Please contact Dr. Azadi at Azadi@uga.edu for more information
We have developed a high-throughput methodology for transcript analysis of glycan related genes (transcripts from >700 genes) by a qRT-PCR approach. The power of the technique is its extreme sensitivity and the side dynamic range for quantitation of both high and low abundance transcripts. The focus of our studies will be to assess transcript abundance by qPT-PCR for genes encoding all of the “glycans-related” glycosyltransferases, glycosidases, transporters, modification enzymes, sugar-nucleotide biosynthetic enzymes and lectins (>700 genes).
The Biomolecular Interaction Laboratory at the CCRC provides campus researchers surface plasmon resonance (SPR) for real-time monitoring or macromolecular interactions without the need for labels via the Biacore optional biosensor.
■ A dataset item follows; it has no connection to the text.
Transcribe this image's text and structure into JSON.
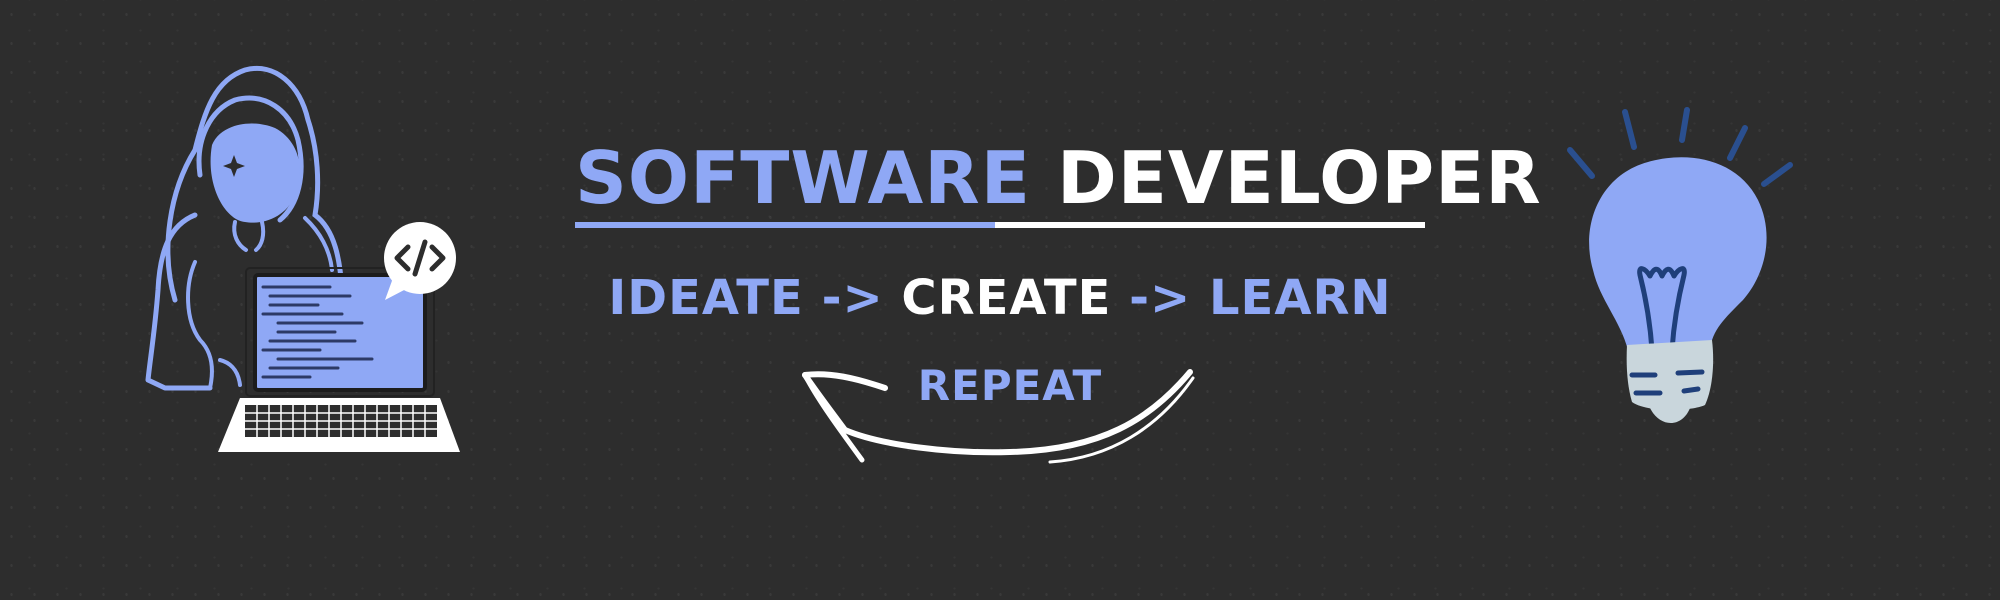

Dr. Zhirui Wang is the coordinator of this laboratory, which currently has a Biacore 3000 and a Biacore T100 utilizing BIAcontrol software.
Biacore instruments are available on collaboration or a fee-for-service basis to researchers at the University of Georgia as well as researchers from other institutions or companies.
SPR systems monitor molecular interactions in real-time using a label-free detection method. A sample in solution is injected over a sensor surface on which the potential interactin partner(s) are immobilized, either singly in individual flow cells or as part of an array. As the injected sample interacts with the immobilized partners, the refractive index at the interface between the sensor surface and the solution alters to a degree proportional to the change in mass at the surface. The phenomenon of surface plasmon resonance (SPR) is exploited to detect these changes in real time and data are presented in a ‘sensogram’, a profile of SPR response plotted against time. The sensogram traces the association and dissociation of complexes over the entire course of an interaction, with the kinetics revealed by the shape of the binding curve.
SPR response values are expressed in resonance units (RU). For most proteins, 1.0 RU is equivalent to a change in concentration of about 1 pg/mm2 on the sensor surface. With a working range as low as 10 RU, detecting small molecules down to 180 Da at <1nM concentration, measuring weak affinity binding events can be achieved (affinity range at equilibrium 104 -2x1010m-1).
The Biacore 3000 is our basic tool for exploring protein function and is useful for samples ranging from small molecules to crude extracts, lipid vesicles, viruses, bacteria and eukaryotic cells. The Biacore 3000 is designed for individual sample characterization.
The Biacore T100 can do everything that the 3000 can do, plus analyze low molecular weight drug candidates to high molecular weight proteins (also DNA, RNA, polysaccharides, lipids, cells and viruses), in various samples environments, e.g. In DMSO-containing buffers, plasma and serum. The injection volume range from 2-350 L (application dependent) and the range of flow rate are from 1-100 L/min. the disadvantage of the T-100 is that it is less tolerant of impurities as compared to the 3000. Also, the cost of supplies is somewhat higher.
Association rate constant (ka): 103-107M-1s-1 (and higher for macromolecular analytes)
Dissociation rate constant (kd): 10-5-0.5s-1
Sample concentration: 10-3-10-11M
Molecular weight detection: >100 Da
Recovery specifications: 1.5 L analyte recovery volume
All new users need to be trained or provide convincing evidence of past training. Each user will be responsible for keeping track of sensor chips, supplies, reagents, and disposables used; clean-up of the immediate laboratory area; and specified maintenance of the instrument. Investigators must purchase a Biacore Getting Starter Kit (BR-1005-50 for Biacore 300 and BR-1006-50 for Biacore T100) and a CM-5 chip (catalogue # BR-1000-14) that will be used during training. After training is completed the investigator can schedule time on the instrument.
Sign up is done in one-day blocks and you are allowed to sign up for a maximum of 3 days in a row, including the weekend. Please contact Zhirui Wang (firstname.lastname@example.org) or Parastoo Azadi at Azadi@uga.edu for additional information.
The fees for using the instruments are to cover the cost of instrument maintenance and are:
You will need to buy your own consumables (sensor chips, buffer, vials, etc.) for your experiments.
Users will need to buy their own consumables (sensor chips, buffer, vials, etc.) for your experiments.